In 2019, Hera Jay Brown became the first Transgender woman Rhodes Scholar. Now, she is fully enveloped in her master’s studies at Oxford University across the pond.
Brown graduated from UT in 2018 as a Haslam Scholar with a degree in socio-cultural anthropology and migration studies. Prior to being elected as UT’s ninth Rhodes Scholar, she also received a Fulbright Award, another prestigious recognition.
Brown’s areas of interest focus on issues pertaining to refugees, people seeking asylum and general issues regarding development, and at Oxford, she is pursuing a master’s of philosophy in developmental studies, a program known for its rigorous coursework.
She is particularly interested in studying forced migration in regions of the world such as Jordan, the European Union and the United States and said that her studies at Oxford have been crucial in encouraging her knowledge of the subject.
“The program has been pivotal in expanding and pushing my own understanding of how to think about those issues related to other things, like land acquisition and displacement planning as states engage in mega projects, gender disparities and economics, and so on, and so the program has really facilitated a broader and better view for me to continue the work that I’m passionate about,” Brown said.
The current pandemic has, naturally, complicated the future of Brown’s international studies. For one, she arrived at Oxford in the midst of the pandemic and lockdowns in the United Kingdom, which have only been lifted for brief periods of time since her arrival.
Additionally, she has not been able to work on-site with refugees in other countries, such as Jordan, where she says she would love to eventually visit and work.
“Right now, there are many rightful, ethical concerns about what it means for people — especially when thinking about the global disparity in vaccine distribution and access — what it means for someone, especially a researcher like myself coming from, one, the United States and now being in an elite institution like Oxford, going and engaging in a country that doesn’t have the same kind of levels of access because of historical and colonial and neo-imperial undercurrents that are always at play,” Brown said.
Alternatively, Brown has been focused on engaging with developmental ideas and refugee issues in a more digital context, such as working to engage bureaucracy to make work permits more accessible for refugee families.
Brown is also focused on getting to know the local refugee community by engaging with groups where those populations are represented.
“I’m really wanting to focus on getting to know Oxford and its local texture and context to really try to understand a lot of the issues that are present here, so right now that’s looked like trying to engage in a lot of community organizing and direct action spaces here,” Brown said.
After she completes her master’s degree, Brown plans on entering a Ph.D. program at Oxford before heading to law school.
“I’ve stayed committed to this path, because I really do think this is the way that I can contribute and use the extreme platforms and privileges and privileged platforms to really think about how to push and represent and advocate on behalf of people that are seeking asylum and seeking refuge in the United States,” Brown said.
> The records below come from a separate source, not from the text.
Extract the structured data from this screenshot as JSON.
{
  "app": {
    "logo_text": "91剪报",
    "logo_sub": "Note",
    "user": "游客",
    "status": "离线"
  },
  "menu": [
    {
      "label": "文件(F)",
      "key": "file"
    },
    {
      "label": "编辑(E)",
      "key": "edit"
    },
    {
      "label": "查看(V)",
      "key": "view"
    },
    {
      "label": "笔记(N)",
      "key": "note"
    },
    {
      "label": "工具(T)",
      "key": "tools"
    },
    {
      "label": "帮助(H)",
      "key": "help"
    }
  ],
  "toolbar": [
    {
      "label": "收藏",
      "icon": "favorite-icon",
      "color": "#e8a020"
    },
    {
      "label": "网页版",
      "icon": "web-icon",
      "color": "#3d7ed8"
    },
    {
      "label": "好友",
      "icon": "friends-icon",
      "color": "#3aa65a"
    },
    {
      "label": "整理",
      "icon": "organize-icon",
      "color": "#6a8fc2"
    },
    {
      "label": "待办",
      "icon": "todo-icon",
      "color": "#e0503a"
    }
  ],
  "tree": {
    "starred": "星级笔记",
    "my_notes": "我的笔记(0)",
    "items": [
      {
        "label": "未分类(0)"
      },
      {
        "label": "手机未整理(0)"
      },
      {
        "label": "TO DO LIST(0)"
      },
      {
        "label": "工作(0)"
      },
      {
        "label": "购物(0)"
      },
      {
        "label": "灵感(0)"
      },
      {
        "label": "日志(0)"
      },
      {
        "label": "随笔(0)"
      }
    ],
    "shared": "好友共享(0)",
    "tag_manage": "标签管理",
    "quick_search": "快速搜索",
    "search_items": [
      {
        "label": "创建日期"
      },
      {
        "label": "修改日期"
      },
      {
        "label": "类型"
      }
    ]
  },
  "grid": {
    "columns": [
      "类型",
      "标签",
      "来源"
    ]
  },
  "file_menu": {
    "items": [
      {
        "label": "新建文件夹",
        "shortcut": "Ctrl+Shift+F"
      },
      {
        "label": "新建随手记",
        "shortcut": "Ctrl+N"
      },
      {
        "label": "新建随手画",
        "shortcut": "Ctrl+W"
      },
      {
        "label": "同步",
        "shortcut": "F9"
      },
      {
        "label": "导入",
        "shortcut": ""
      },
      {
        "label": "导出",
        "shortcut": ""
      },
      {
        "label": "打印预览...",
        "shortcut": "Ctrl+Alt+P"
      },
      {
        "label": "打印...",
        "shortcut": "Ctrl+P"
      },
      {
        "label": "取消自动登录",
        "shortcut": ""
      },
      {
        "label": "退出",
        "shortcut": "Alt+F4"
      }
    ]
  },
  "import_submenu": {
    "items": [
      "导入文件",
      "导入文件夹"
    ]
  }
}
Brown added that as white woman in an elite academic program, who spoke English as a first language, she was afforded privileges that many in the Trans community don’t have.
“I think that the true power in thinking about liberation comes from the strength of the diversity of the Trans community, thinking about how can we as a community, and with all of our component parts and relationships to other communities, what can be done in solidarity together, what can be done to make sure that the Trans community is accountable to the broad diversity that it has, that it’s not just privileged white women from America that are taking up these elite scholarships, making it seem that liberation is coming when I think all of that has to be inherently contextualized and made accountable to the broader diversity that exists,” Brown said.
Professor Tricia Redeker-Hepner, who founded the Disasters, Displacement and Human Rights Program at UT, mentored Brown during her time as a Vol and spoke very highly of her achievements.
Redeker-Hepner said that she and Brown, along with other UT faculty members, took a trip to Germany to study the refugee crisis in 2015. After the trip, Brown visited Oxford on her own, where she was able to stay with Barbara Harrell-Bond, the founder of Oxford’s Refugee Studies Centre and Redeker-Hepner’s colleague.
Redeker-Hepner said that while Brown was constantly working to further her education, the opportunity to be a student at Oxford was particularly important.
“The opportunity to go to Oxford was particularly meaningful because Oxford University has probably one of the most famous, if not the most famous, and certainly one of the earliest, refugee study centers,” Redeker-Hepner said.
Redeker-Hepner said that Brown was a wonderful colleague, both in and out of the classroom.
“She’s the kind of student that every professor dreams of having, and we continued our relationship long after she’s graduated,” Redeker-Hepner said. “She’s as much a friend and a colleague, and I get choked up even thinking about it because I just have so much affection and respect for her.”
Although she has her eyes set on the future, Brown is also determined to take stock of the present moment.
“I think COVID has really demonstrated, for me personally, how quickly and how ephemeral life and the things that we assume we have are taken for granted at times, and so I’m really trying to be present in the degrees and the paths that I’m on right now,” Brown said.